Translation:Furthermore, it is easier to accomplish.
Sitesurf answers your question about "plus" just below and might have some kind of list of words that follow a similar pattern, though it seems rare. Two cases that I can think of, though, are the numbers "six" and "dix". When used to modify a noun, the x is silent before a consonant sound, and pronounced as z before a vowel sound: (six maisons = sEE mehZoN; six enfants = sEE-zeNfaN). But at the end of a sentence or clause, the x is pronounced SS: (I have six of them: J'en ai six. zheN neh seeSS.)
I hope this will help you
Could we translate 'réaliser' as 'bring about'? - 'Moreover, it is easier to bring about.'
facile/difficile and a number of other adjectives can be used in impersonal or non impersonal constructions. Depending on that construction, the preposition will change:
- cet objet est facile à faire = this object is easy to make (object/objet = real subject)
- il est facile de faire cet object = it is easy to make this object (it/il = impersonal subject)
Hi Sitesurf. Can you see any reason why 'further' should not be accepted for 'de plus'. Nothing wrong with the default translation 'furthermore'. 'Further' is often heard in a courtroom.: 'Further, your honour, I submit that the plaintiff has previously lodged three claims against my client with respect to this matter, all of which have been dismissed.'
The only reason I can see is always the same: a number of variants may be missing. Here are your options to translate "de plus": [Moreover/Furthermore/Besides/What's more/In addition/Plus/Additionally/Also].

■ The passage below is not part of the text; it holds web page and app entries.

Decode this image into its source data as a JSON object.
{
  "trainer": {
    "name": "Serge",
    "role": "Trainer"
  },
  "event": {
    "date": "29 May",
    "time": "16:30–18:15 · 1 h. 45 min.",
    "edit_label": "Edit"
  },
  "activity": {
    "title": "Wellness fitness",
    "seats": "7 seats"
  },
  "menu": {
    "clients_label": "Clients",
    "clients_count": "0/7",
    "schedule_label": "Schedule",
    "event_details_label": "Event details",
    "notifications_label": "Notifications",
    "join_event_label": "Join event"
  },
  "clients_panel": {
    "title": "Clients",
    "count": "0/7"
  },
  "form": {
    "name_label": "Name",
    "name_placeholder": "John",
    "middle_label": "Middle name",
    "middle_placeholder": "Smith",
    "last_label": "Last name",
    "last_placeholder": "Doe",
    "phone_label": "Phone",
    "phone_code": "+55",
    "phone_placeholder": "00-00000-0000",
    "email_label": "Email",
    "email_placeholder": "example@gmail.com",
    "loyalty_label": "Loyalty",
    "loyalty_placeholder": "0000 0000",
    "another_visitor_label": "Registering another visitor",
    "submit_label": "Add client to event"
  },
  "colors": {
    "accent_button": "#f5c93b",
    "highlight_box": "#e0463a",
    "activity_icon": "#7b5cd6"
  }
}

Further, here are a few French alternatives for "de plus": En plus, En outre, Qui plus est (the latter is not on the list).